There is something admirable about policies advanced by virtue, as opposed to the “Old World” emphasis on political “realism” or reason d’etat. Yet, at the same time, there is also something onerous about one set of values being imposed against a foreign culture that, by definition and history, has never known nor desired to be converted into another’s image. As repetition and practice has demonstrated, the effort has, more often than not, led to long-term failure and bitter and lasting legacies. But those are tactical failures, not strategic. Like Wilson himself, his vision was admirable; his politics were abysmal.
Since the end of the Cold War, 1991, it is fair to say that U.S. foreign policy has — overall — lacked an essential purpose or demonstrative vision that, in the past, has captured the imagination and political appeal that goes beyond the borders of North America.
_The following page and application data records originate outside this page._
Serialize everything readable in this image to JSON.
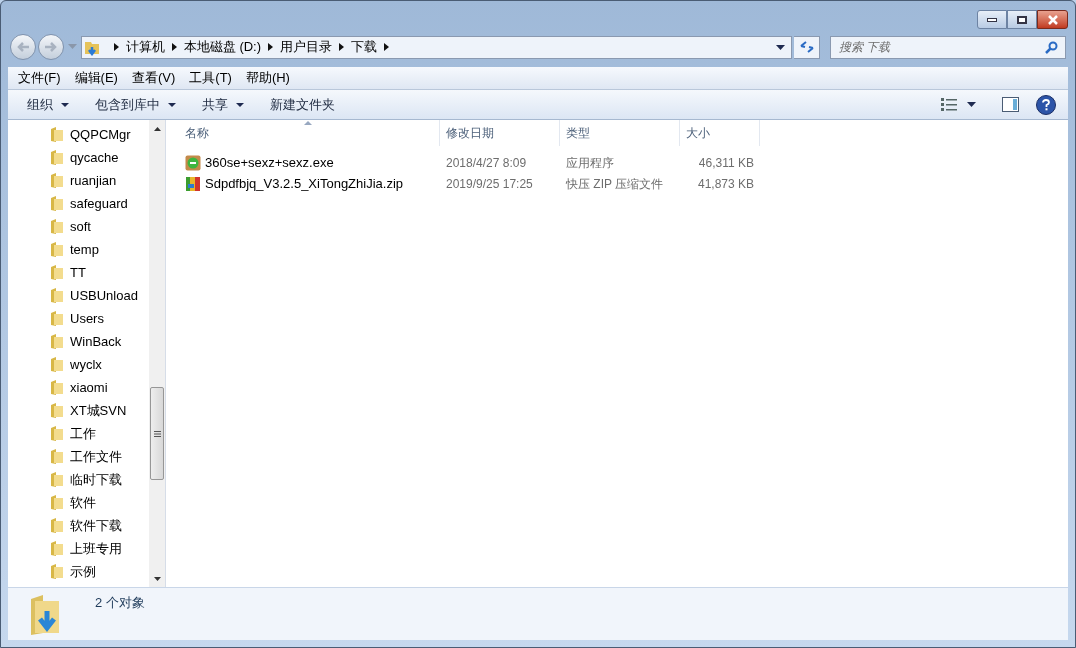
{
  "address": {
    "crumbs": [
      "计算机",
      "本地磁盘 (D:)",
      "用户目录",
      "下载"
    ]
  },
  "search": {
    "placeholder": "搜索 下载"
  },
  "menu": [
    "文件(F)",
    "编辑(E)",
    "查看(V)",
    "工具(T)",
    "帮助(H)"
  ],
  "toolbar": [
    {
      "label": "组织",
      "dropdown": true
    },
    {
      "label": "包含到库中",
      "dropdown": true
    },
    {
      "label": "共享",
      "dropdown": true
    },
    {
      "label": "新建文件夹",
      "dropdown": false
    }
  ],
  "sidebar": {
    "items": [
      {
        "label": "QQPCMgr"
      },
      {
        "label": "qycache"
      },
      {
        "label": "ruanjian"
      },
      {
        "label": "safeguard"
      },
      {
        "label": "soft"
      },
      {
        "label": "temp"
      },
      {
        "label": "TT"
      },
      {
        "label": "USBUnload"
      },
      {
        "label": "Users"
      },
      {
        "label": "WinBack"
      },
      {
        "label": "wyclx"
      },
      {
        "label": "xiaomi"
      },
      {
        "label": "XT城SVN"
      },
      {
        "label": "工作"
      },
      {
        "label": "工作文件"
      },
      {
        "label": "临时下载"
      },
      {
        "label": "软件"
      },
      {
        "label": "软件下载"
      },
      {
        "label": "上班专用"
      },
      {
        "label": "示例"
      }
    ]
  },
  "table": {
    "columns": [
      "名称",
      "修改日期",
      "类型",
      "大小"
    ],
    "rows": [
      {
        "kind": "exe",
        "name": "360se+sexz+sexz.exe",
        "date": "2018/4/27 8:09",
        "type": "应用程序",
        "size": "46,311 KB"
      },
      {
        "kind": "zip",
        "name": "Sdpdfbjq_V3.2.5_XiTongZhiJia.zip",
        "date": "2019/9/25 17:25",
        "type": "快压 ZIP 压缩文件",
        "size": "41,873 KB"
      }
    ]
  },
  "status_bar": {
    "text": "2 个对象"
  }
}
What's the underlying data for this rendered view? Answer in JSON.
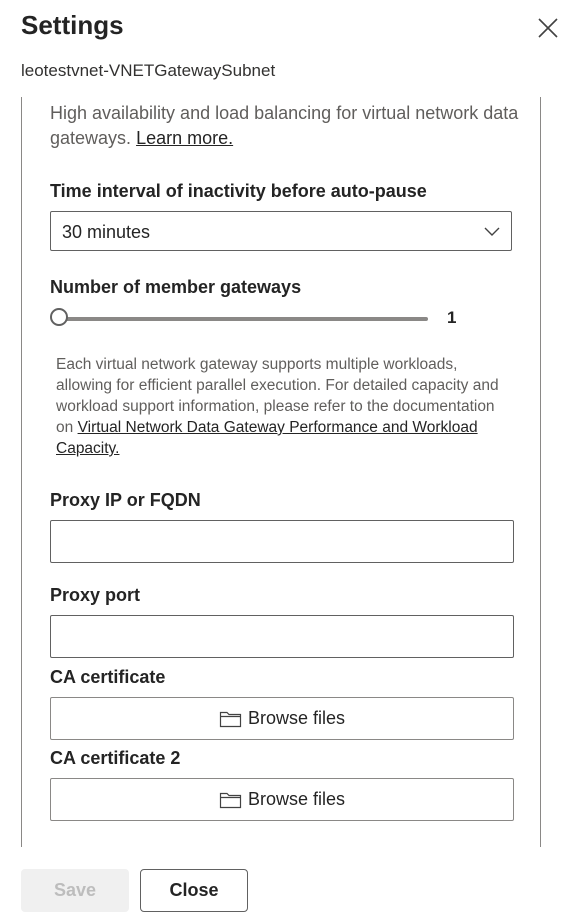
{
  "header": {
    "title": "Settings",
    "subtitle": "leotestvnet-VNETGatewaySubnet"
  },
  "intro": {
    "text": "High availability and load balancing for virtual network data gateways.",
    "link": "Learn more."
  },
  "autopause": {
    "label": "Time interval of inactivity before auto-pause",
    "value": "30 minutes"
  },
  "member_gateways": {
    "label": "Number of member gateways",
    "value": "1",
    "slider_fraction": 0
  },
  "note": {
    "text": "Each virtual network gateway supports multiple workloads, allowing for efficient parallel execution. For detailed capacity and workload support information, please refer to the documentation on",
    "link": "Virtual Network Data Gateway Performance and Workload Capacity."
  },
  "proxy_ip": {
    "label": "Proxy IP or FQDN",
    "value": ""
  },
  "proxy_port": {
    "label": "Proxy port",
    "value": ""
  },
  "ca_cert": {
    "label": "CA certificate",
    "button": "Browse files"
  },
  "ca_cert2": {
    "label": "CA certificate 2",
    "button": "Browse files"
  },
  "footer": {
    "save": "Save",
    "close": "Close"
  },
  "icons": {
    "close": "close-icon",
    "chevron": "chevron-down-icon",
    "folder": "folder-icon"
  }
}
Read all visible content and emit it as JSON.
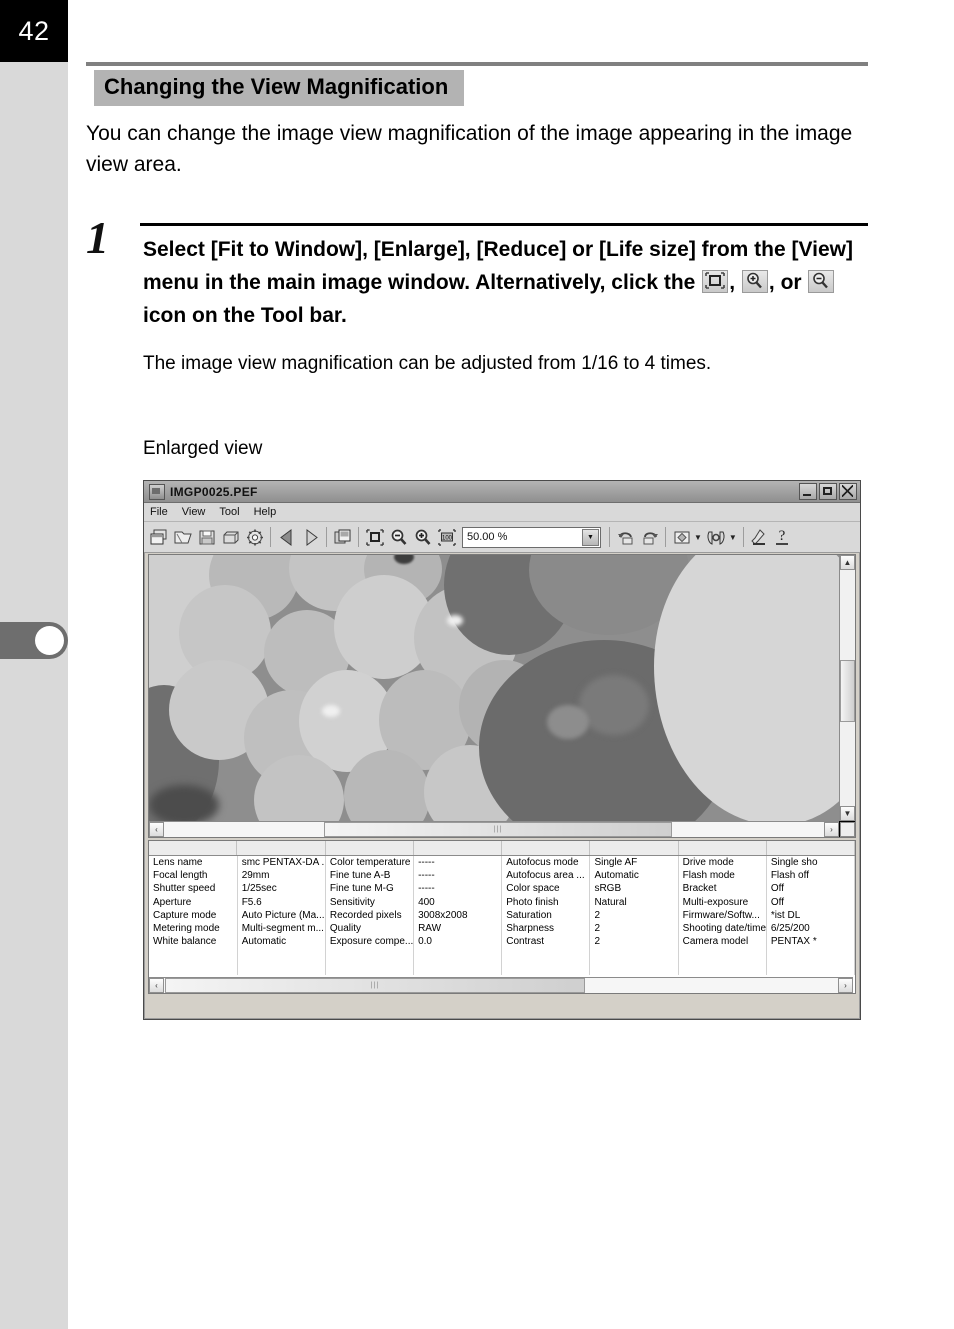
{
  "page": {
    "number": "42"
  },
  "section": {
    "title": "Changing the View Magnification"
  },
  "intro": {
    "text": "You can change the image view magnification of the image appearing in the image view area."
  },
  "step": {
    "number": "1",
    "title_part1": "Select [Fit to Window], [Enlarge], [Reduce] or [Life size] from the [View] menu in the main image window. Alternatively, click the",
    "comma1": ",",
    "comma2": ",",
    "or": "or",
    "title_part2": "icon on the Tool bar.",
    "description": "The image view magnification can be adjusted from 1/16 to 4 times.",
    "icons": [
      "fit-to-window-icon",
      "zoom-in-icon",
      "zoom-out-icon",
      "life-size-icon"
    ]
  },
  "caption": {
    "text": "Enlarged view"
  },
  "app_window": {
    "title": "IMGP0025.PEF",
    "window_buttons": [
      "minimize",
      "maximize",
      "close"
    ],
    "menu": [
      "File",
      "View",
      "Tool",
      "Help"
    ],
    "toolbar": {
      "icons": [
        "new-window-icon",
        "open-folder-icon",
        "save-icon",
        "print-icon",
        "settings-gear-icon",
        "previous-image-icon",
        "next-image-icon",
        "copy-image-icon",
        "fit-to-window-icon",
        "zoom-out-icon",
        "zoom-in-icon",
        "life-size-icon"
      ],
      "zoom_value": "50.00 %",
      "right_icons": [
        "rotate-left-icon",
        "rotate-right-icon",
        "image-adjust-icon",
        "white-balance-icon",
        "tools-icon",
        "help-icon"
      ]
    },
    "scrollbars": {
      "left_arrow": "‹",
      "right_arrow": "›",
      "up_arrow": "▲",
      "down_arrow": "▼",
      "thumb_grip": "|||"
    },
    "metadata_table": {
      "columns": 8,
      "rows": [
        [
          "Lens name",
          "smc PENTAX-DA ...",
          "Color temperature",
          "-----",
          "Autofocus mode",
          "Single AF",
          "Drive mode",
          "Single sho"
        ],
        [
          "Focal length",
          "29mm",
          "Fine tune A-B",
          "-----",
          "Autofocus area ...",
          "Automatic",
          "Flash mode",
          "Flash off"
        ],
        [
          "Shutter speed",
          "1/25sec",
          "Fine tune M-G",
          "-----",
          "Color space",
          "sRGB",
          "Bracket",
          "Off"
        ],
        [
          "Aperture",
          "F5.6",
          "Sensitivity",
          "400",
          "Photo finish",
          "Natural",
          "Multi-exposure",
          "Off"
        ],
        [
          "Capture mode",
          "Auto Picture (Ma...",
          "Recorded pixels",
          "3008x2008",
          "Saturation",
          "2",
          "Firmware/Softw...",
          "*ist DL"
        ],
        [
          "Metering mode",
          "Multi-segment m...",
          "Quality",
          "RAW",
          "Sharpness",
          "2",
          "Shooting date/time",
          "6/25/200"
        ],
        [
          "White balance",
          "Automatic",
          "Exposure compe...",
          "0.0",
          "Contrast",
          "2",
          "Camera model",
          "PENTAX *"
        ]
      ]
    }
  }
}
Calls for a “new world order,” “nation-building,” “globalization,” “leading from behind” and other catch-phrases have failed to dent a society fully absorbed by domestic priorities and a variety of home-grown “isms.” President Trump’s call to make America “great again” sounds mighty but implies the decline of purpose (“again”) and implies equally a return to self-absorption (isolation).
The Universal Declaration of Human Rights
So where does Patricia Derian fit in? By the same token, where does the Universal Declaration on Human Rights fit in? Signed by all countries in 1948, the document spells out, in thirty articles, the basic “rights” that all societies, and all their citizens, have by birthright. In philosophy, this is “Natural Law.” The Declaration is the embodiment of the ultimate purpose behind the Second World War and, essentially, the reason for the United Nations in the first place.
It also happens to reflect the liberty and justice that formed the United States of America and the basic reason why American soldiers fought and died, from Saratoga, to Gettysburg, to Normandy Beach.
Two American women stand out in this regard: Eleanor Roosevelt, the U.S. delegate who shaped the document in 1948 and Pat Derian, who represented the same principles during the Cold War. Today, in a period of great confusion, dissension, and division, it would be prudent for an American President to dedicate the country behind principles that reflect the heritage, not only of the country but of the two women that kept the “fire” alive.
Foreign policy today
President Trump has been criticized for his harsh attitude toward foreign populations and leaders alike. He has even been taken to task for demanding that NATO allies honor their financial commitments. It would be a welcome diversion if this same behavior could be directed against the near-universal violations of “basic human rights” that visit the planet every waking moment. In this respect, his instinctive personality would, at last, serve a purpose worthy of the country he leads, including the human rights pioneers who represented it when he was out selling buildings.
It matters less that tyrannies are not converted overnight; and it matters more that we keep trying. In this time of crisis and confusion, America needs to stand up — and be counted!